For decades, psychologists, neuroscientists and brain mappers have studied fear and anxiety using language that obscures the distinctions between these complex emotional states. The difficulty in articulating the unique characteristics of these complex emotions has prevented a differentiation in not only their semantic definitions, but also their neurobiological underpinnings. In parallel, many of the therapeutic approaches to anxiety or fear related disorders [e.g., obsessive compulsive disorder (OCD) or post-traumatic stress disorder (PTSD)] are more universal (e.g., exposure therapy) than perhaps would be most optimal if unique brain mechanisms were known to underlie fear and anxiety. Despite the lack of conclusive evidence, intuitively, you can imagine fear as a fast automatic response to a threat and anxiety as a seemingly endless sense of dread about an imminent or future threat. While past neuroimaging work in humans has generated lots of ideas regarding the underlying neural mechanisms that distinguish fear from anxiety, none have yet been conclusively proven. Work in rodents suggests that the main differentiation lies in the distinct roles of two brain regions, the amygdala and the bed nucleus of the stria-terminalis (BNST), when the animal is experiencing only fear or only anxiety. Based on these findings, the question then becomes: Is it possible that the complexity of human emotion is similarly differentiated between these two structures as it is in rodents?

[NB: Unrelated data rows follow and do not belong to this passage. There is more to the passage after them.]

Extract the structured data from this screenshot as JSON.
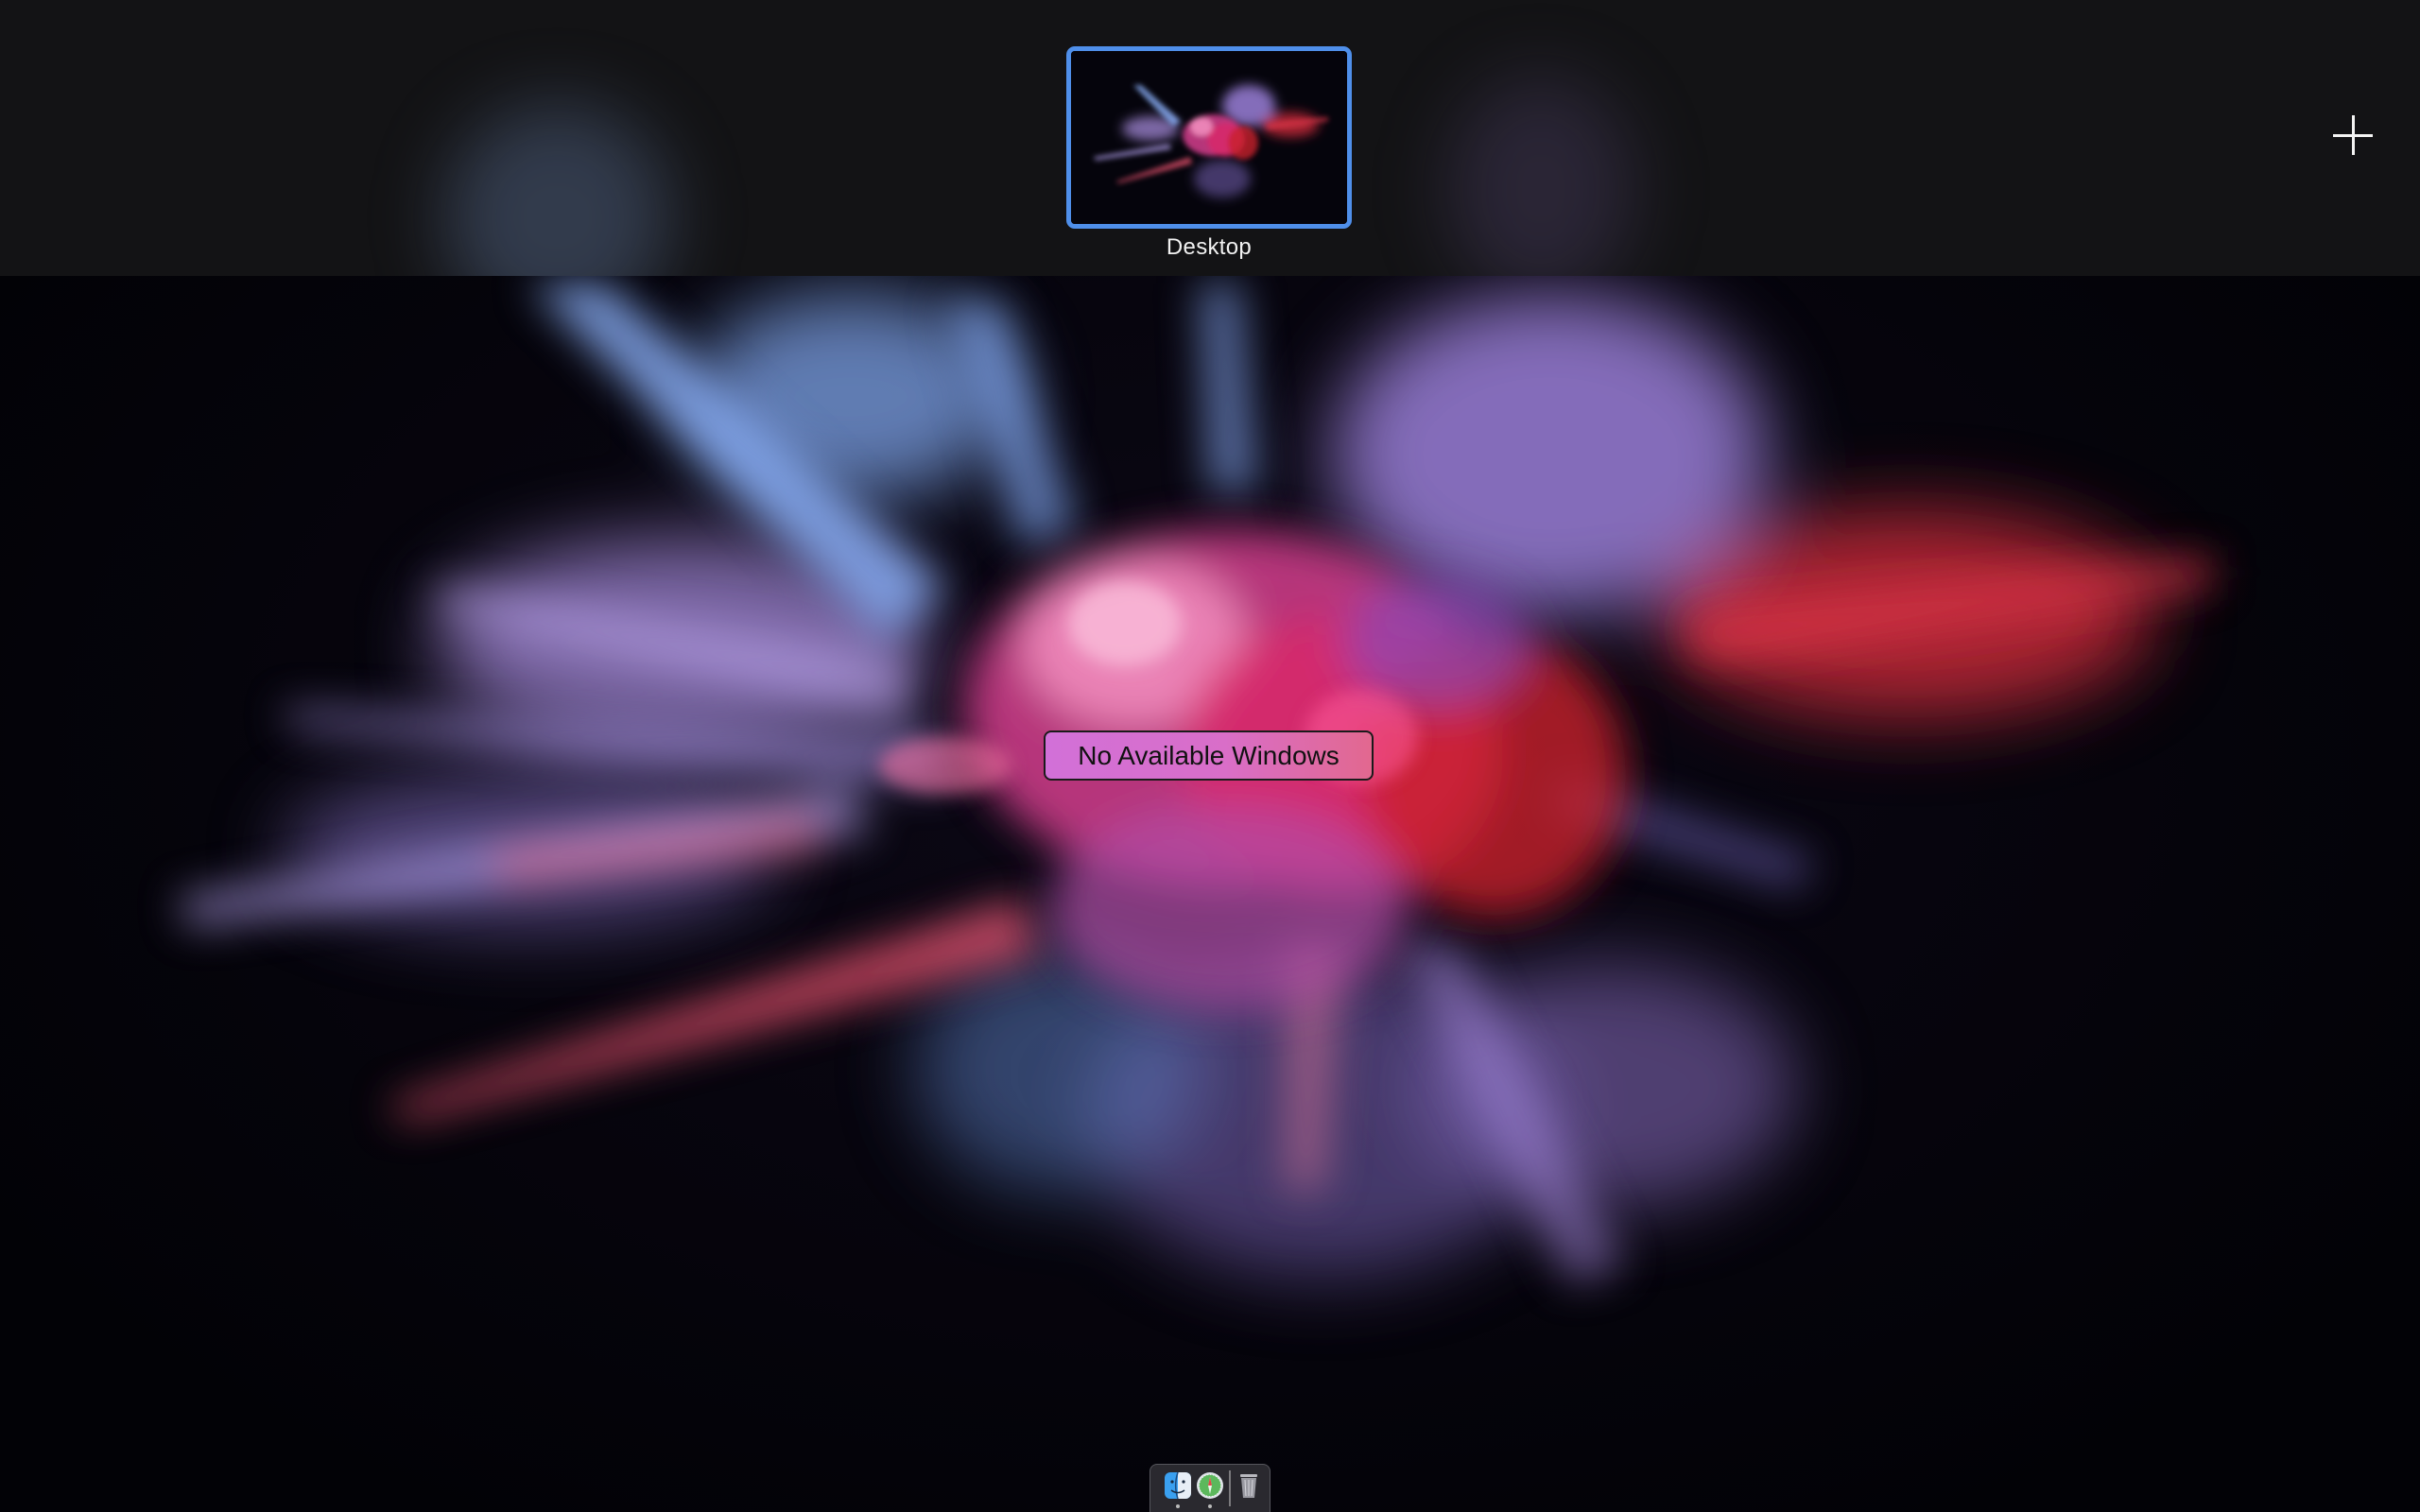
{
  "spaces_bar": {
    "space_label": "Desktop",
    "add_space_icon": "plus-icon",
    "selected_border_color": "#4f8fea"
  },
  "desktop": {
    "message": "No Available Windows"
  },
  "dock": {
    "items": [
      {
        "icon": "finder-icon",
        "running": true
      },
      {
        "icon": "safari-icon",
        "running": true
      },
      {
        "icon": "trash-icon",
        "running": false
      }
    ]
  }
}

The amygdala and the bed nucleus of the stria terminalis (BNST) in humans and rodents. A schematic illustration of the human (left) and rodent (right) brain showing the amygdala (green) and BNST (blue), as well as other structures involved in emotion processing. Image adapted from Sokolowski and Corbin, 2012.

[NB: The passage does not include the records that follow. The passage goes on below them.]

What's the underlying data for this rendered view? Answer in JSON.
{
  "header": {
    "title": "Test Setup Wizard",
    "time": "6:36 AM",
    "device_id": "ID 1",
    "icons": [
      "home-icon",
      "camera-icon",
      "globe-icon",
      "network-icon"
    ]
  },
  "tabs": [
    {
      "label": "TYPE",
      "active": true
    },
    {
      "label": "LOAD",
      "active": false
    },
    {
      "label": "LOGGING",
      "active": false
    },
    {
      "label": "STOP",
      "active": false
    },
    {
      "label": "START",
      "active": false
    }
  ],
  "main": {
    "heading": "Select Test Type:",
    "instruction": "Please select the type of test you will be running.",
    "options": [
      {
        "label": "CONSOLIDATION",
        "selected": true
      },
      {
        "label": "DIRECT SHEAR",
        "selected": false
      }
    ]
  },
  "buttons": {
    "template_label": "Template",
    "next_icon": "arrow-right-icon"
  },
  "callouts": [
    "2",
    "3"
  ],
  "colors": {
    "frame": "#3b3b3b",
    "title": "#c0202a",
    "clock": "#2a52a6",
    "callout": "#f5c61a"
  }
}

The answer seems to be yes. In a recent neuroimaging study, Herrmann and colleagues used fMRI to examine neural responses of the amygdala and BNST to detect differences in responses to the sound of human screams and neutral tones that a participant heard while laying in the scanner. The authors varied the length of time between a cue indicating that a negative (a scream) or neutral event would occur and when the sound occurred to manipulate the duration of the anticipatory period prior to each auditory stimulus.
After analyzing participants' brain data, the authors concluded that the amygdala responds in a relatively quick manner to the cues, however activation decreases fairly rapidly. In contrast, while the BNST also responded rapidly to the onset of the cue, that brain region remained active for the duration of the time between the cue and stimuli.

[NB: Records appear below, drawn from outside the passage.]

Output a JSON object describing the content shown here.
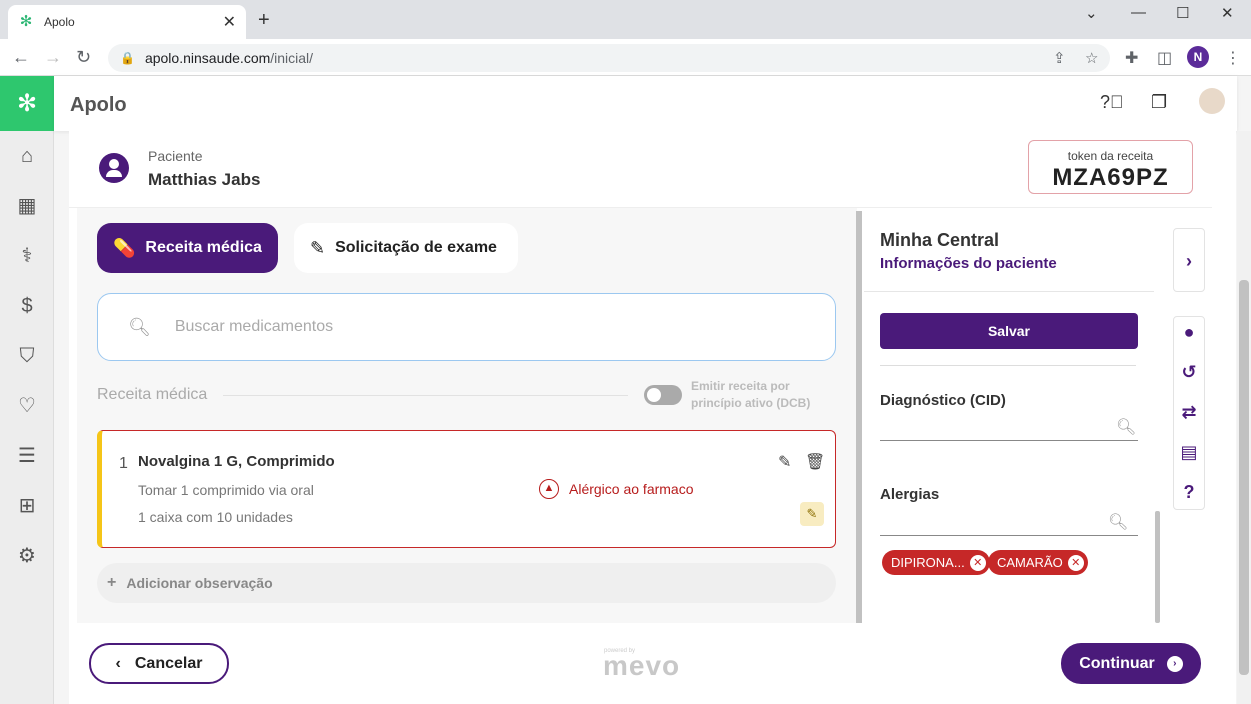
{
  "browser": {
    "tab_title": "Apolo",
    "url_host": "apolo.ninsaude.com",
    "url_path": "/inicial/",
    "profile_initial": "N"
  },
  "app": {
    "title": "Apolo"
  },
  "patient": {
    "label": "Paciente",
    "name": "Matthias Jabs"
  },
  "token": {
    "label": "token da receita",
    "value": "MZA69PZ"
  },
  "tabs": {
    "prescription": "Receita médica",
    "exam": "Solicitação de exame"
  },
  "search": {
    "placeholder": "Buscar medicamentos"
  },
  "prescription": {
    "section_title": "Receita médica",
    "toggle_label": "Emitir receita por princípio ativo (DCB)",
    "items": [
      {
        "number": "1",
        "name": "Novalgina 1 G, Comprimido",
        "dosage": "Tomar 1 comprimido via oral",
        "quantity": "1 caixa com 10 unidades",
        "warning": "Alérgico ao farmaco"
      }
    ],
    "add_observation": "Adicionar observação"
  },
  "side_panel": {
    "title": "Minha Central",
    "subtitle": "Informações do paciente",
    "save_label": "Salvar",
    "diagnosis_label": "Diagnóstico (CID)",
    "allergies_label": "Alergias",
    "allergy_chips": [
      "DIPIRONA...",
      "CAMARÃO"
    ]
  },
  "footer": {
    "cancel_label": "Cancelar",
    "brand": "mevo",
    "brand_small": "powered by",
    "continue_label": "Continuar"
  },
  "colors": {
    "primary": "#4a1a7a",
    "brand_green": "#2ec76e",
    "danger": "#c62828",
    "accent_yellow": "#f5c518"
  }
}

These results suggest that, similar to what was found in the rodent model, different neural mechanisms that include differential involvement of these two brain structures generate fear and anxiety responses. And of course, as we have stressed in prior posts, entire networks in the brain are necessary for the complexity of our emotions and thoughts. Nevertheless, the findings from this study illustrate the benefit of designing an experiment geared to potentially dissociate the functionality of one region from another. Further understanding of these neural regions and their responses will hopefully lead to greater adoption of the specific therapeutic approaches that have been developed for each of the psychiatric disorders involving fear and anxiety (for more information see Beck, Emery and Greenberg 2005).
Brendan Depue is a neuroscientist, as well as member of the Organization for Human Brain Mapping (OHBM) and writes for the Communications/Media Team. The OHBM Media Team brings cutting edge information and research on the human brain to your laptops, desktops and mobile devices in a way that is neurobiologically pleasing. For more information about brain mapping, follow www.humanbrainmapping.org/blog or @OHBMSci_News